Pick the lines holding the string "日落篮球" out of the records and copy them.

Data records for software interfaces

--- --- ---

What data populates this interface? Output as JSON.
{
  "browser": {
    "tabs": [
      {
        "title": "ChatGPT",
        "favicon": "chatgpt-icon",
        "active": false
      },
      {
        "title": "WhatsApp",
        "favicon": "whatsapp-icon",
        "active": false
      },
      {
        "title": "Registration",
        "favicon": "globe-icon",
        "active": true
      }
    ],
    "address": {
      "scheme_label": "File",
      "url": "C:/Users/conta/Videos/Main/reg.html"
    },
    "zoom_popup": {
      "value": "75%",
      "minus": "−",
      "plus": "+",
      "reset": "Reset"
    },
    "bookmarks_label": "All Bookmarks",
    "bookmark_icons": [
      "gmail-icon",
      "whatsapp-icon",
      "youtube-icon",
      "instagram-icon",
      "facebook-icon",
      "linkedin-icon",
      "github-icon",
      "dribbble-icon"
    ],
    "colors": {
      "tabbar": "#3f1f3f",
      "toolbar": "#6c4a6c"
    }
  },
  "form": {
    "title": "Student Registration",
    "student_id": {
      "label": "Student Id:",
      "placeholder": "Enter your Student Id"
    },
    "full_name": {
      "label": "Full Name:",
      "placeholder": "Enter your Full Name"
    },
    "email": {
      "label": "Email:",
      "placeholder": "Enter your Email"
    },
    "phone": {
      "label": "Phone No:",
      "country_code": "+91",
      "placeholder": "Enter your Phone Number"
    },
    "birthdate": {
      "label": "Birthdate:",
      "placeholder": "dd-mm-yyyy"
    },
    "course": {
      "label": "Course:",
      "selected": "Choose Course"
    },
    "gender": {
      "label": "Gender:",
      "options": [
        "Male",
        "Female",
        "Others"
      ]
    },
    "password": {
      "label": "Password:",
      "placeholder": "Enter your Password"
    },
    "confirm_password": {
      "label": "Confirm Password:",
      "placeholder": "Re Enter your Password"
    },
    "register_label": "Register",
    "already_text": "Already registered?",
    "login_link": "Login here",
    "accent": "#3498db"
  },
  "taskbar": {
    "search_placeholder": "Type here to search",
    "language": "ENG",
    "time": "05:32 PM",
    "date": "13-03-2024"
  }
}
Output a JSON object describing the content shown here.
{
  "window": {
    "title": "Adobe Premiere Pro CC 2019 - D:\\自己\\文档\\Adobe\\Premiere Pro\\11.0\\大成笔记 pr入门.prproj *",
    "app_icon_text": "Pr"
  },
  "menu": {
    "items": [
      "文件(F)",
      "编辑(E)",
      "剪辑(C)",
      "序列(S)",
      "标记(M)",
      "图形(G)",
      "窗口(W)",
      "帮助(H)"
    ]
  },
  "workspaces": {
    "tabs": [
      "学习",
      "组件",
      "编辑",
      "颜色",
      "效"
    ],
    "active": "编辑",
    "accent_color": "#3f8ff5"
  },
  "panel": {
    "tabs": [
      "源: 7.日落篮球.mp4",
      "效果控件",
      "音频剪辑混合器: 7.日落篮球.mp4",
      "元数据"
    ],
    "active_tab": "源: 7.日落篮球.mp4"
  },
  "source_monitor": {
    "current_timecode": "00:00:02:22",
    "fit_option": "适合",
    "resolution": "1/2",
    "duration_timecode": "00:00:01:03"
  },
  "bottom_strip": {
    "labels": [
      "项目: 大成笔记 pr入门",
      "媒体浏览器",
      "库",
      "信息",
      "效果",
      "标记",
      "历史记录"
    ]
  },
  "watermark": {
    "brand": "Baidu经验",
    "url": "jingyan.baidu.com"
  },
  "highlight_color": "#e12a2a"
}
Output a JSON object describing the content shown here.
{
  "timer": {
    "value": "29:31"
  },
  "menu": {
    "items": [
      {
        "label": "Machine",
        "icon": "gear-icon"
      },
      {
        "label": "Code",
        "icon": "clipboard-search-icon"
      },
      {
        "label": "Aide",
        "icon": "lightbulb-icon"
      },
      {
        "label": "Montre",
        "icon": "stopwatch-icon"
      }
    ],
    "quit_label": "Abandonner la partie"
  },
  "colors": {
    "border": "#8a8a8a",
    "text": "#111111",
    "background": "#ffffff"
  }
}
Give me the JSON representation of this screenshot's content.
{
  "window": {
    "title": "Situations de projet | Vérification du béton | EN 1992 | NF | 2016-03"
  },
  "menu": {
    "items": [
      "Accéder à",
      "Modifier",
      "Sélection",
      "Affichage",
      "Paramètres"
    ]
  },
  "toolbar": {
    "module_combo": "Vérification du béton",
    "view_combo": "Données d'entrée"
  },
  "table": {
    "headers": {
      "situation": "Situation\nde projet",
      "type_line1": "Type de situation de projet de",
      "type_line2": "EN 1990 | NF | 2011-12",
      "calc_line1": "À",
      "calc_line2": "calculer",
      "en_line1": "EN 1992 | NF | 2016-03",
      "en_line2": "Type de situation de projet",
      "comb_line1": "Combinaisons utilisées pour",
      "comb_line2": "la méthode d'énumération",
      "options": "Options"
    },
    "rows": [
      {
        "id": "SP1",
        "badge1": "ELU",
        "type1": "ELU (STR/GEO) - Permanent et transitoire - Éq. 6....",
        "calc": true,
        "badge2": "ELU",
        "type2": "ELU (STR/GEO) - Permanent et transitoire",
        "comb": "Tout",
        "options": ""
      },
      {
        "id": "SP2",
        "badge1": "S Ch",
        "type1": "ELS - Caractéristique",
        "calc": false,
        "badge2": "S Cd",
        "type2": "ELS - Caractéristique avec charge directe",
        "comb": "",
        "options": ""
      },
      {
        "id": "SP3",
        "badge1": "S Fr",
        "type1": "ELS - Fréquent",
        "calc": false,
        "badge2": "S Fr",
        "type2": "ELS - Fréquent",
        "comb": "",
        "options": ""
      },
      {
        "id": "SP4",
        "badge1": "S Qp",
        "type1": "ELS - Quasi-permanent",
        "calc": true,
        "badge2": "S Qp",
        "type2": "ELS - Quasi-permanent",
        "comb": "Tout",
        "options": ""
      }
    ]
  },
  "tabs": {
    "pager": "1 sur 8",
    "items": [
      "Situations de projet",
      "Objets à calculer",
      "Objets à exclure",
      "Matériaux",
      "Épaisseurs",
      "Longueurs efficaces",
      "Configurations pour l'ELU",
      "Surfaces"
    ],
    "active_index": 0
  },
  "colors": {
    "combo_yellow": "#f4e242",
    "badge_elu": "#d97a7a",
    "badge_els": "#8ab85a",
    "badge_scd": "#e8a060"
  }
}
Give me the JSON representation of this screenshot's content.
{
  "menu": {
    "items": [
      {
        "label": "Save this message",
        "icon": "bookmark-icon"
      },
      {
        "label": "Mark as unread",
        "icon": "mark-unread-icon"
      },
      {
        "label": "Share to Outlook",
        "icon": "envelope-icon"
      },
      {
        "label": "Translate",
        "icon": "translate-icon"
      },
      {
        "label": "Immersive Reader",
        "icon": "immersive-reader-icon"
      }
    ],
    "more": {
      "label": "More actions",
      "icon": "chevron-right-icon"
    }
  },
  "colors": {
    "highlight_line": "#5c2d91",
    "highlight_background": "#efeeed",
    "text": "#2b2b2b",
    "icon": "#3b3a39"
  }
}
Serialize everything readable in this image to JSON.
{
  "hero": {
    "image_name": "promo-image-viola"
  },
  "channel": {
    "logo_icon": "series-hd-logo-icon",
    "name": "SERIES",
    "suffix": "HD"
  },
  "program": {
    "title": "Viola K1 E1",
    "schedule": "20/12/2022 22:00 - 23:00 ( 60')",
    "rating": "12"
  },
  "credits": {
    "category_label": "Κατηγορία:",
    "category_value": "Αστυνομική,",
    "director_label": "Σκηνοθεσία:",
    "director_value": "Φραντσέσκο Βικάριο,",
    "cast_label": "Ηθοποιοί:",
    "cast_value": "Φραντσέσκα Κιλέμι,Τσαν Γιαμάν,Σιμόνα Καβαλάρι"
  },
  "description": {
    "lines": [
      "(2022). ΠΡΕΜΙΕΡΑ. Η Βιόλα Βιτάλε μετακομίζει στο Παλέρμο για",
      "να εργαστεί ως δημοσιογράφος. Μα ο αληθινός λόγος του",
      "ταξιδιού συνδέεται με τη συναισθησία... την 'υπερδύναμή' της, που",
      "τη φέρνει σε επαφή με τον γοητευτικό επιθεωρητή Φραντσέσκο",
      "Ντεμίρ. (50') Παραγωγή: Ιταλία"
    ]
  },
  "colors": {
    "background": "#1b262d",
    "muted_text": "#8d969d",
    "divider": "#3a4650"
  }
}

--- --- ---

◆ THE COMPLETED TASK ◆
      "源: 7.日落篮球.mp4",
      "音频剪辑混合器: 7.日落篮球.mp4",
    "active_tab": "源: 7.日落篮球.mp4"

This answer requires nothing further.